A call for action on radical growth of NIS pension roll
Chairman of Victoria Mutual Pensions Management Dr Judith Robinson is proposing that the Ministry of Labour & Social Security set a national target to radically increase the number of persons covered under the National Insurance Scheme.
"We need to move beyond the paltry 10 per cent of the elite who are entitled to some kind of retirement benefit," she said. "They should set about doing this as soon as possible."
Referencing September 2017 statistics from the Financial Services Commission, which show that private pension coverage stood at 9.45 per cent of the employed labour force, Robinson said "personally I am troubled - perhaps aggrieved would be a better word - by the low enrolment in pension schemes.
"Let us spare a thought for those hundreds of thousands of persons who work hard for their entire lives and yet have no retirement plan, no periodic predictable source of income on which to live," she said while addressing VM's annual retirement seminar on Tuesday.
"They depend on their families, on charity and the largesse such as it exists of religious and social bodies and corporate social programmes. They receive no structured old age support which could make them feel independent," Robinson said.
With regard to the NIS, Robinson said she remembered the 1960s when the agency was introduced and what she thought were unnecessary deductions by her employer towards the scheme.
She also recalled what she described as a kind of buzz that overtook those who worked in the informal sector as household helpers, shop clerks, gardeners and others and who were persuaded to make minimum contributions with or without the assistance of their employers by buying NIS stamps to be affixed to their NIS stamp cards.
"Old people like me meet many of these persons collecting their old age pensions when we go to the post office, a wonderful social ritual. Whenever we go we meet all kinds of people.
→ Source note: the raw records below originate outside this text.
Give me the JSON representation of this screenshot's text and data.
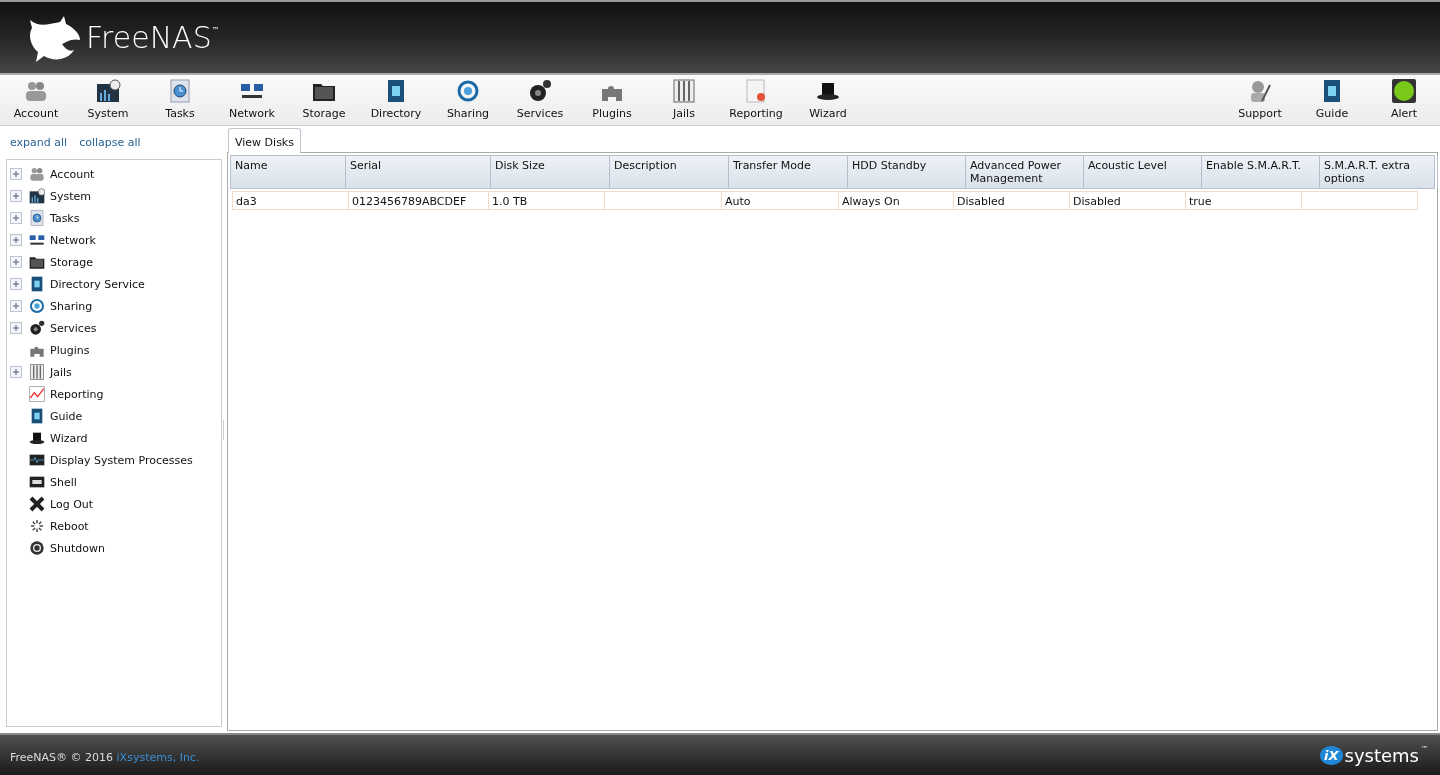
{
  "header": {
    "logo_text": "FreeNAS",
    "logo_mark": "™"
  },
  "toolbar": {
    "left": [
      {
        "label": "Account"
      },
      {
        "label": "System"
      },
      {
        "label": "Tasks"
      },
      {
        "label": "Network"
      },
      {
        "label": "Storage"
      },
      {
        "label": "Directory"
      },
      {
        "label": "Sharing"
      },
      {
        "label": "Services"
      },
      {
        "label": "Plugins"
      },
      {
        "label": "Jails"
      },
      {
        "label": "Reporting"
      },
      {
        "label": "Wizard"
      }
    ],
    "right": [
      {
        "label": "Support"
      },
      {
        "label": "Guide"
      },
      {
        "label": "Alert"
      }
    ]
  },
  "sidebar": {
    "expand_all": "expand all",
    "collapse_all": "collapse all",
    "items": [
      {
        "label": "Account",
        "expandable": true,
        "expanded": false
      },
      {
        "label": "System",
        "expandable": true,
        "expanded": false
      },
      {
        "label": "Tasks",
        "expandable": true,
        "expanded": false
      },
      {
        "label": "Network",
        "expandable": true,
        "expanded": false
      },
      {
        "label": "Storage",
        "expandable": true,
        "expanded": false
      },
      {
        "label": "Directory Service",
        "expandable": true,
        "expanded": false
      },
      {
        "label": "Sharing",
        "expandable": true,
        "expanded": false
      },
      {
        "label": "Services",
        "expandable": true,
        "expanded": false
      },
      {
        "label": "Plugins",
        "expandable": false
      },
      {
        "label": "Jails",
        "expandable": true,
        "expanded": false
      },
      {
        "label": "Reporting",
        "expandable": false
      },
      {
        "label": "Guide",
        "expandable": false
      },
      {
        "label": "Wizard",
        "expandable": false
      },
      {
        "label": "Display System Processes",
        "expandable": false
      },
      {
        "label": "Shell",
        "expandable": false
      },
      {
        "label": "Log Out",
        "expandable": false
      },
      {
        "label": "Reboot",
        "expandable": false
      },
      {
        "label": "Shutdown",
        "expandable": false
      }
    ]
  },
  "tabs": [
    {
      "label": "View Disks",
      "selected": true
    }
  ],
  "table": {
    "columns": [
      "Name",
      "Serial",
      "Disk Size",
      "Description",
      "Transfer Mode",
      "HDD Standby",
      "Advanced Power Management",
      "Acoustic Level",
      "Enable S.M.A.R.T.",
      "S.M.A.R.T. extra options"
    ],
    "rows": [
      [
        "da3",
        "0123456789ABCDEF",
        "1.0 TB",
        "",
        "Auto",
        "Always On",
        "Disabled",
        "Disabled",
        "true",
        ""
      ]
    ]
  },
  "footer": {
    "copyright": "FreeNAS® © 2016 ",
    "company_link": "iXsystems, Inc.",
    "brand_mark": "iX",
    "brand_text": "systems",
    "brand_tm": "™"
  }
}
And we go there periodically to collect our own old age pension - no deposit into the bank for us; we like to go to the post office," said Robinson.
She said she related those anecdotes to highlight two points: a lack of advertisements promoting membership in the National Insurance Scheme; and the difficulty in making periodic contributions.
"What is being done to bring NIS contributions, payable by informal sector workers in the technological age?" she asked. "Is there any reason why we cannot begin to develop a system to make payments via mobile telephone, for instance?"
She urged the labour ministry to set devising ways to increase the number of persons covered by pensions as soon as possible.
Minister of Finance and the Public Service Dr Nigel Clarke who also spoke at the seminar acknowledged that it was in Jamaica's and the government's interest "to enact policies that can lead to a broadening of pension coverage both privately and publicly."
He said the first phase of private pension reform was completed in 2004, some 14 years ago, and that it is the government's intention that the second phase, which will have such provisions as vesting and portability, will be enacted in fiscal year 2019/20.